    We may outspend other countries on our health care but it does not appear that we get better treatment. France, Canada, and Great Britian all pay less per capita than we do but each has a longer life expectancy than the US and a lower infant mortality rate – two of the key factors used in comparison of health systems. If we adopted a health system like one of those countries, our health care would probably improve over time, our costs for the government would go down (freeing up money to pay on the deficit), and our personal costs would go down (giving us more of our paycheck to do other things with) while we could still go to our own doctor, get timely care, and have a lot less stress financially and mentally about what do we do if we get sick and have no or inadequate health care.

    August 26, 2009 at 12:23 pm |
  7. Mharlyn Merritt

    This is not about healthcare but how much we as a society value human life.How much attention are we as a nation willing to pay to our own well-being and that of our fellow Americans? I think this has become a devisive issue because it strikes at deeper things like our culture of selfishness.

    August 26, 2009 at 12:12 pm |
  8. Michael C. McHugh

    To me, the main problem has always been the class system in health care, in which some people get the best that money can buy, while millions get none at all–or very little. It's impossible to make all things equal, but the disparities between the haves and have nots in this world has become far too wide in the last 30 years, and not only in health care.

    August 26, 2009 at 11:55 am |
  9. KIm

    We need a vaccination for quadruple reassortant. The new strain and not subtype H1N1. How much has research funding to support health care been cut ? Why do doctors practice defensive medicine and why are 14 thousands a day losing health insurance ? Wonder how long the wait will be before we get our health care system right for the people.
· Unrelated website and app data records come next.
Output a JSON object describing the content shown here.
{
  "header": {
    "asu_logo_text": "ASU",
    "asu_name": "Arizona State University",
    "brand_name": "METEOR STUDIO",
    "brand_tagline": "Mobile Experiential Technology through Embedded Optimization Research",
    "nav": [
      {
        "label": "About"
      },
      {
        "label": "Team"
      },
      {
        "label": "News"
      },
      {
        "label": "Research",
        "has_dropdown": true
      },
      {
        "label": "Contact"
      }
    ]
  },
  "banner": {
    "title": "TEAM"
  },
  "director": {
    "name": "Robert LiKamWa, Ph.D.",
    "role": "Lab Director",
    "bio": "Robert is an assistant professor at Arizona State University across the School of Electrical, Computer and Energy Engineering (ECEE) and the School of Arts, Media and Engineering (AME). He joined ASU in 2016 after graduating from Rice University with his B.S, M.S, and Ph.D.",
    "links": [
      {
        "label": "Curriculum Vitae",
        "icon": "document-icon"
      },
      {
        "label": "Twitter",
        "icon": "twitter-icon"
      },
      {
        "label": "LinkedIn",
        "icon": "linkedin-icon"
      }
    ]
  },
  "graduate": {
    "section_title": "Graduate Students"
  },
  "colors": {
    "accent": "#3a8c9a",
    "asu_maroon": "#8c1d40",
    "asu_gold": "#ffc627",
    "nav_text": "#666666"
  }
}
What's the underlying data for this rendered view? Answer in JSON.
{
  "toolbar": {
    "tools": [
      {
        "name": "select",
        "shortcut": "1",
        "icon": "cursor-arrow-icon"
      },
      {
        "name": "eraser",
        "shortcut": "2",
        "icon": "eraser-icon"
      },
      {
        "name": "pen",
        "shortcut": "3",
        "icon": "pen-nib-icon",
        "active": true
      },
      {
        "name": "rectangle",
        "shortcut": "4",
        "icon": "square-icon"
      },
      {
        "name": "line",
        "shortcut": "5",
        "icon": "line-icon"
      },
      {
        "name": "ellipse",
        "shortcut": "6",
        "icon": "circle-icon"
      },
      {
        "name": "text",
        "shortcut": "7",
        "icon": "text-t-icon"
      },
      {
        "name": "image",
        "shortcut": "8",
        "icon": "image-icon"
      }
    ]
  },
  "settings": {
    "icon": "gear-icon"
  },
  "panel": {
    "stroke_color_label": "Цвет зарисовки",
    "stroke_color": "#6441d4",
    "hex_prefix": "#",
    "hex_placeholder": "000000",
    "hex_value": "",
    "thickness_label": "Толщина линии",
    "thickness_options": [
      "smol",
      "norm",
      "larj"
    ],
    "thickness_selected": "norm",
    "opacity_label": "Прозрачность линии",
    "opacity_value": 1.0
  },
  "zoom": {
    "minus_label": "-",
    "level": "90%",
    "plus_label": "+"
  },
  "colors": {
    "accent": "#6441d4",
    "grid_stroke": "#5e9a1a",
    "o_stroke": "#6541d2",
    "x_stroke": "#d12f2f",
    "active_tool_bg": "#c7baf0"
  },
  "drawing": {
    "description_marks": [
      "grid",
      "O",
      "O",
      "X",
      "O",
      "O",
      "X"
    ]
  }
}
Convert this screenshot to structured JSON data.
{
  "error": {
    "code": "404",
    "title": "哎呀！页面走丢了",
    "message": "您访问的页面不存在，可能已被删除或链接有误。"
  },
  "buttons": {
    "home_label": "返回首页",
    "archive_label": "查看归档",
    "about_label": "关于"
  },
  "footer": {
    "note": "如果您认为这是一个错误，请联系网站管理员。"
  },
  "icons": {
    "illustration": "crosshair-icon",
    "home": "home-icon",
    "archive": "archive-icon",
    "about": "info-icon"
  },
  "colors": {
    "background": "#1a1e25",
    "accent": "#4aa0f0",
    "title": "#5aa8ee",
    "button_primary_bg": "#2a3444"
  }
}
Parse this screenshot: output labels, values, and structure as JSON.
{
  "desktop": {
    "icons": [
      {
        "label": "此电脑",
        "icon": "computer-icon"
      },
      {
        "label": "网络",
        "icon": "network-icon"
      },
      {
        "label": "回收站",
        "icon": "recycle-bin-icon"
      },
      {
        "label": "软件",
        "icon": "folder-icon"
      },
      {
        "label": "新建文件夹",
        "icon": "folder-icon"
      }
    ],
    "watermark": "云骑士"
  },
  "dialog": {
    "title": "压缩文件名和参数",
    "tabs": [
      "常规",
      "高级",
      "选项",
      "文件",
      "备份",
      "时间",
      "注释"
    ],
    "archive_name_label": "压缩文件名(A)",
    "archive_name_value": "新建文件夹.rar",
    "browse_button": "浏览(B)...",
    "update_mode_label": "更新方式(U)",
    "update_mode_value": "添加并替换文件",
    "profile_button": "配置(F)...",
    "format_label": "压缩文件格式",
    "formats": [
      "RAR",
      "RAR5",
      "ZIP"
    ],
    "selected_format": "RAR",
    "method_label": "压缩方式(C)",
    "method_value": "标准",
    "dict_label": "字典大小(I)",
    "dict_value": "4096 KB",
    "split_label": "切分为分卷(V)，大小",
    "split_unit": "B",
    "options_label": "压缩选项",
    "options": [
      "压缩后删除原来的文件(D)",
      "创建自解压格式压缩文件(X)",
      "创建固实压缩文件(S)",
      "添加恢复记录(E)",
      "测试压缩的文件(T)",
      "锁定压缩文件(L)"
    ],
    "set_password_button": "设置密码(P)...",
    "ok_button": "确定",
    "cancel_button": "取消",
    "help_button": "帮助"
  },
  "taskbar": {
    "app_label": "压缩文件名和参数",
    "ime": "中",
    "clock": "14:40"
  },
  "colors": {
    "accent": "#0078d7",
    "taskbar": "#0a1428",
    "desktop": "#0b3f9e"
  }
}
Not special interests manipulative of decisions and healthy best interests. Avotre Saunte ! Re-ASS-or-Tant ?

    August 26, 2009 at 11:47 am |